  • Stay away from games where your character is the “bad guy.”

Playing Video Games

  • When you do play video games, try to play games that make you think.

  • Instead of playing games by yourself, play games with others who share your values.

  • Limit game playing to a reasonable amount of time. Set an alarm to remind you of when you had planned on stopping.

  • Use video games as well-earned recreation, not as an escape from things you are supposed to be doing.

  • If a game makes you feel bad or think bad thoughts, that’s a good sign it is keeping you from feeling the Holy Spirit. Get rid of that game!

  • Before you start playing a game, see if there is anything else of value that you could be doing. Do your parents need help with a project? Have you fulfilled any responsibilities you have in a Church calling? Have you done your homework?


“Depictions of violence often glamorize vicious behavior. They offend the Spirit and make you less able to respond to others in a sensitive, caring way. They contradict the Savior’s message of love for one another.”
For the Strength of Youth, 19.

Extra! Extra!

For more on this topic, see “Finding Peace” (Ensign, Mar. 2004), by President Thomas S. Monson; “It’s ‘Only’ Violence” (Ensign, June 2003), by Brad J. Bushman; and “Mixed Signals” (New Era, June 2001) in the Gospel Library at


  1. Internet,, “Media Violence Facts and Statistics.”

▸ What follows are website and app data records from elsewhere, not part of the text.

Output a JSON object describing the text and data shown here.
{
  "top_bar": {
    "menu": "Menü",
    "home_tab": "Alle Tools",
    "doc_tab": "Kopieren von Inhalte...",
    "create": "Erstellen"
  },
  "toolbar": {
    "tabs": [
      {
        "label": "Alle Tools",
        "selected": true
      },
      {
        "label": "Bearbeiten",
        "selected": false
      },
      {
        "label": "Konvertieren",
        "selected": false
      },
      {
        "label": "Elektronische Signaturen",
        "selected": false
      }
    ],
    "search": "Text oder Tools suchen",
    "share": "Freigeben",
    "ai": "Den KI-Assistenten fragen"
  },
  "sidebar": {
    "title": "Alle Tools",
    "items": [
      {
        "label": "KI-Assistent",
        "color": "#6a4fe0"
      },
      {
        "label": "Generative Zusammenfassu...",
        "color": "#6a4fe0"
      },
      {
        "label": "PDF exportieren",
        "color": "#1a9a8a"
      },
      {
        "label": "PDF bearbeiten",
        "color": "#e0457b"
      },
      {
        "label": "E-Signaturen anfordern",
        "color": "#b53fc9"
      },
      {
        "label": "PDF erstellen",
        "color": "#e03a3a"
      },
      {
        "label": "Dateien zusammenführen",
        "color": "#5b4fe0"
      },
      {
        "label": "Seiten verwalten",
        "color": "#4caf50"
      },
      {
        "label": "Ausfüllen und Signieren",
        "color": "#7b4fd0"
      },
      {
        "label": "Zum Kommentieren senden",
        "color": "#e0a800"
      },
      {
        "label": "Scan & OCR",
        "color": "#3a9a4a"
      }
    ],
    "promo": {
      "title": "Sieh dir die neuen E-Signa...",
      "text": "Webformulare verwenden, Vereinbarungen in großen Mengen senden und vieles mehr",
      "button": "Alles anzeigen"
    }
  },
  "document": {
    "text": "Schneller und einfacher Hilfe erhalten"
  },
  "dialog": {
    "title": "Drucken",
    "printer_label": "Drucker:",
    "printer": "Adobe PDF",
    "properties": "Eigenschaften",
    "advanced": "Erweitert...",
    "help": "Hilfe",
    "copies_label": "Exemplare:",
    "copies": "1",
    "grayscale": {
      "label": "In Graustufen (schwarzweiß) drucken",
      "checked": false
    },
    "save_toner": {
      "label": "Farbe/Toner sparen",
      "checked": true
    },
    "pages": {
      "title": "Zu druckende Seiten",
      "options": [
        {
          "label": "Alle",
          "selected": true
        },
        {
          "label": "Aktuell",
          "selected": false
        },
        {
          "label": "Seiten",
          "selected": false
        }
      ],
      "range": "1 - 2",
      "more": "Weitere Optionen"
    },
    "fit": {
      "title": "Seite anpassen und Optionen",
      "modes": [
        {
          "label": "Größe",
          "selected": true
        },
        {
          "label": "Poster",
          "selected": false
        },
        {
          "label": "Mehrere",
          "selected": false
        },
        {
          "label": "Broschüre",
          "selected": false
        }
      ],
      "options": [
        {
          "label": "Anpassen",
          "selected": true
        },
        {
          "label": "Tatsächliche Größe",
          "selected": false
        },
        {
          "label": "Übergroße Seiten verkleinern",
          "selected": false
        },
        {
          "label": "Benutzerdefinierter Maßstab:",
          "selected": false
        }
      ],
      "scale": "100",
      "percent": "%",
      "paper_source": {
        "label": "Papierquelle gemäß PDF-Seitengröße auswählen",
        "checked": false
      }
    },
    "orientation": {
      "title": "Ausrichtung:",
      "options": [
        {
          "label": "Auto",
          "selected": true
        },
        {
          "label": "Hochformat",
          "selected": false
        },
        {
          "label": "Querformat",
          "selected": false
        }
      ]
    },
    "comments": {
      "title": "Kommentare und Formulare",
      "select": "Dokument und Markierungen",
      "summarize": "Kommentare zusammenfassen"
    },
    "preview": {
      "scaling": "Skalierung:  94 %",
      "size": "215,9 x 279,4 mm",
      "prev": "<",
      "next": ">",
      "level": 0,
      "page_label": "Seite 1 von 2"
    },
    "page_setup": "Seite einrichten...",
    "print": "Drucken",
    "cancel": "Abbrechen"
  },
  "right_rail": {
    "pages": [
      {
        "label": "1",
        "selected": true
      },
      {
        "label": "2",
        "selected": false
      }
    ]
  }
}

  2. Findings 1 and 2 are taken from “Video Games and Aggressive Thoughts, Feelings, and Behavior in the Laboratory and in Life,” Journal of Personality and Social Psychology, Apr. 2000, vol. 78, no. 4, 772–90.

  3. Tracy McVeigh, “Computer Games Stunt Teen Brains,” The Observer, Aug. 19, 2001.

  • Stephen F. Powell is a member of the Garland Third Ward, Richardson Texas Stake.

Illustrated by Steve Kropp